Experts discussed clinical questions regarding migraine treatments and COVID-19 vaccines.
There is no evidence that over-the-counter and prescription migraine treatments affect the immunogenicity of COVID-19 vaccinations, according to headache experts.
Nonsteroidal anti-inflammatory drugs (NSAIDs), acetaminophen, calcitonin-gene-related peptide (CGRP) monoclonal antibody (mAb) treatments, and onabotulinumtoxinA (Botox; Allergan) should not affect patients’ immune response when receiving COVID-19 vaccines, according to a guest editorial published in Headache: The Journal of Headache and Face Pain. The authors discussed clinical questions regarding migraine treatments and COVID-19 vaccine efficacy and safety in the editorial.
No specific studies of the use of acetaminophen and/or NSAIDs have been done to examine any effect on COVID‐19 vaccine immunogenicity in adults, wrote Amy A. Gelfand, MD, director of the Child & Adolescent Headache Program at the University of California, San Francisco, and Gregory Poland, MD, founder of the Mayo Vaccine Research Group at Mayo Clinic in Rochester, Minnesota.
Although the CDC does not recommend routine prophylactic use of NSAIDs or acetaminophen before a vaccine, the organization said they can be taken for treatment of post‐vaccination local or systemic reactions if needed.
Information on the impact of such use on mRNA COVID‐19 vaccine‐induced antibody responses is not available currently, according to the CDC.
However, in the AstraZeneca clinical trials of the adenovirus‐vectored vaccine, several sites utilized pre‐injection prophylactic paracetamol to reduce vaccine reactogenicity with no apparent detrimental effect on subsequent antibody response, the authors wrote.
“Furthermore, the mRNA and adenovirus‐vectored COVID‐19 vaccines appear to induce very high levels of protective antibody levels—higher than what many believe may be needed for protective efficacy….Given the high level of antibody response and extraordinary efficacy of the mRNA vaccines, and the need for readily available over‐the‐counter treatment of migraine and other headache disorders, our opinion would be to use either medication as needed for treatment,” they said.
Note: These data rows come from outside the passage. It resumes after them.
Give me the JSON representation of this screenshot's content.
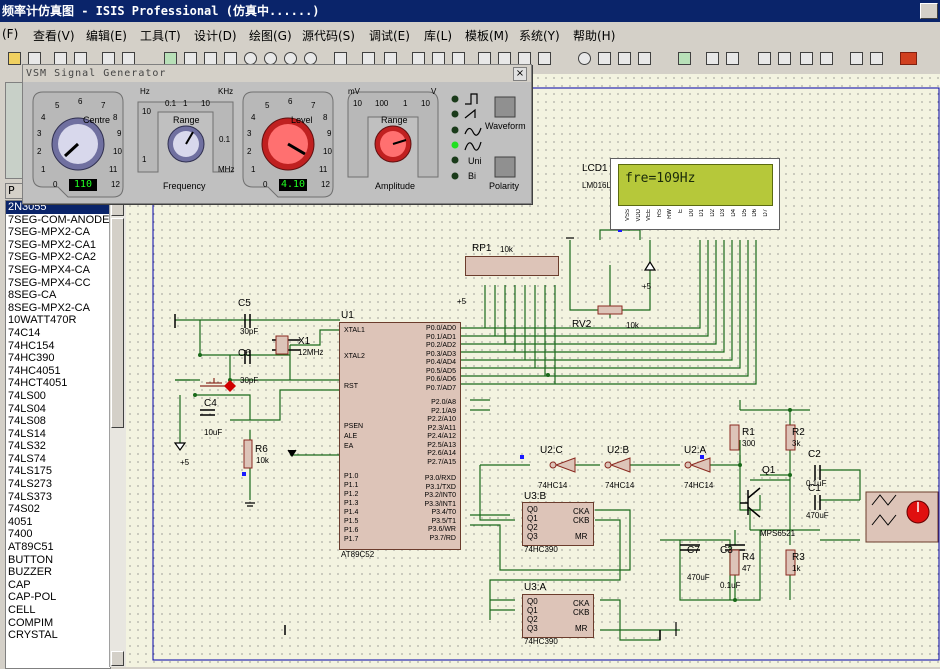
{
  "title": "频率计仿真图 - ISIS Professional (仿真中......)",
  "menu": [
    "(F)",
    "查看(V)",
    "编辑(E)",
    "工具(T)",
    "设计(D)",
    "绘图(G)",
    "源代码(S)",
    "调试(E)",
    "库(L)",
    "模板(M)",
    "系统(Y)",
    "帮助(H)"
  ],
  "left_tab": "P",
  "devices": [
    "2N3055",
    "7SEG-COM-ANODE",
    "7SEG-MPX2-CA",
    "7SEG-MPX2-CA1",
    "7SEG-MPX2-CA2",
    "7SEG-MPX4-CA",
    "7SEG-MPX4-CC",
    "8SEG-CA",
    "8SEG-MPX2-CA",
    "10WATT470R",
    "74C14",
    "74HC154",
    "74HC390",
    "74HC4051",
    "74HCT4051",
    "74LS00",
    "74LS04",
    "74LS08",
    "74LS14",
    "74LS32",
    "74LS74",
    "74LS175",
    "74LS273",
    "74LS373",
    "74S02",
    "4051",
    "7400",
    "AT89C51",
    "BUTTON",
    "BUZZER",
    "CAP",
    "CAP-POL",
    "CELL",
    "COMPIM",
    "CRYSTAL"
  ],
  "selected_device": "2N3055",
  "generator": {
    "title": "VSM Signal Generator",
    "centre_label": "Centre",
    "centre_value": "110",
    "range_label": "Range",
    "frequency_label": "Frequency",
    "level_label": "Level",
    "level_value": "4.10",
    "range2_label": "Range",
    "amplitude_label": "Amplitude",
    "waveform_label": "Waveform",
    "polarity_label": "Polarity",
    "uni_label": "Uni",
    "bi_label": "Bi",
    "freq_units": {
      "hz": "Hz",
      "khz": "KHz",
      "mhz": "MHz"
    },
    "amp_units": {
      "mv": "mV",
      "v": "V"
    },
    "centre_scale": [
      "0",
      "1",
      "2",
      "3",
      "4",
      "5",
      "6",
      "7",
      "8",
      "9",
      "10",
      "11",
      "12"
    ],
    "range_scale": [
      "0.1",
      "1",
      "10",
      "0.1",
      "1",
      "10"
    ],
    "level_scale": [
      "0",
      "1",
      "2",
      "3",
      "4",
      "5",
      "6",
      "7",
      "8",
      "9",
      "10",
      "11",
      "12"
    ],
    "amp_range_scale": [
      "10",
      "100",
      "1",
      "10"
    ]
  },
  "lcd": {
    "ref": "LCD1",
    "model": "LM016L",
    "text": "fre=109Hz",
    "pins": [
      "VSS",
      "VDD",
      "VEE",
      "RS",
      "RW",
      "E",
      "D0",
      "D1",
      "D2",
      "D3",
      "D4",
      "D5",
      "D6",
      "D7"
    ]
  },
  "components": {
    "u1": "U1",
    "u1_model": "AT89C52",
    "u1_left_pins": [
      "XTAL1",
      "XTAL2",
      "RST",
      "PSEN",
      "ALE",
      "EA",
      "P1.0",
      "P1.1",
      "P1.2",
      "P1.3",
      "P1.4",
      "P1.5",
      "P1.6",
      "P1.7"
    ],
    "u1_right_pins": [
      "P0.0/AD0",
      "P0.1/AD1",
      "P0.2/AD2",
      "P0.3/AD3",
      "P0.4/AD4",
      "P0.5/AD5",
      "P0.6/AD6",
      "P0.7/AD7",
      "P2.0/A8",
      "P2.1/A9",
      "P2.2/A10",
      "P2.3/A11",
      "P2.4/A12",
      "P2.5/A13",
      "P2.6/A14",
      "P2.7/A15",
      "P3.0/RXD",
      "P3.1/TXD",
      "P3.2/INT0",
      "P3.3/INT1",
      "P3.4/T0",
      "P3.5/T1",
      "P3.6/WR",
      "P3.7/RD"
    ],
    "rp1": "RP1",
    "rp1_val": "10k",
    "rv2": "RV2",
    "rv2_val": "10k",
    "c5": "C5",
    "c5_val": "30pF",
    "c6": "C6",
    "c6_val": "30pF",
    "x1": "X1",
    "x1_val": "12MHz",
    "c4": "C4",
    "c4_val": "10uF",
    "r6": "R6",
    "r6_val": "10k",
    "u2c": "U2:C",
    "u2b": "U2:B",
    "u2a": "U2:A",
    "u2_model": "74HC14",
    "u3b": "U3:B",
    "u3a": "U3:A",
    "u3_model": "74HC390",
    "r1": "R1",
    "r1_val": "300",
    "r2": "R2",
    "r2_val": "3k",
    "q1": "Q1",
    "q1_model": "MPS6521",
    "c2": "C2",
    "c2_val": "0.1uF",
    "c1": "C1",
    "c1_val": "470uF",
    "c7": "C7",
    "c7_val": "470uF",
    "c3": "C3",
    "c3_val": "0.1uF",
    "r4": "R4",
    "r4_val": "47",
    "r3": "R3",
    "r3_val": "1k",
    "plus5": "+5",
    "plus5b": "+5",
    "plus5c": "+5",
    "u3_pins_q": [
      "Q0",
      "Q1",
      "Q2",
      "Q3"
    ],
    "u3_pins_r": [
      "CKA",
      "CKB",
      "MR"
    ]
  }
}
Preventive CGRP mAb treatments will also not impair the body’s immunologic response to any COVID‐19 vaccine, according to the authors. “…Clinical trial evidence with these mAbs has not suggested that they are immunosuppressive or myelosuppressive—nor would they be expected to be given the molecular engineering they have undergone,” the authors wrote.
“At this point, there are no data to suggest that such treatments would in any way interfere with COVID‐19 vaccine immunogenicity, safety, or efficacy,” they added.
Some patients receiving onabotulinumtoxinA (Botox) for migraine treatment may wonder whether onabotulinumtoxinA is considered a dermal filler. The FDA reported that 2 participants in the Moderna COVID‐19 vaccine trial who had dermal fillers experienced facial swelling in those areas after receiving the Moderna mRNA vaccine.
However, Botox is not concerned a facial filler. “Facial fillers are substances injected to provide volume or fullness, and are unrelated to onabotulinumtoxinA. Therefore, this observation is not pertinent to patients receiving onabotulinumtoxinA injections for treatment of chronic migraine,” the authors wrote.
In addition, there is “no reason to think” that onabotulinumtoxinA impairs the immune response to any COVID‐19 vaccine, they wrote. As such, the authors concluded that there is no evidence to suggest that preventive migraine should be delayed with regard to timing of COVID-19 vaccine administration.
Gelfand A, Poland G. Migraine treatment and COVID-19 vaccines: no cause for concern. Headache: The Journal of Headache and Face Pain. February 5, 2021. https://doi.org/10.1111/head.14086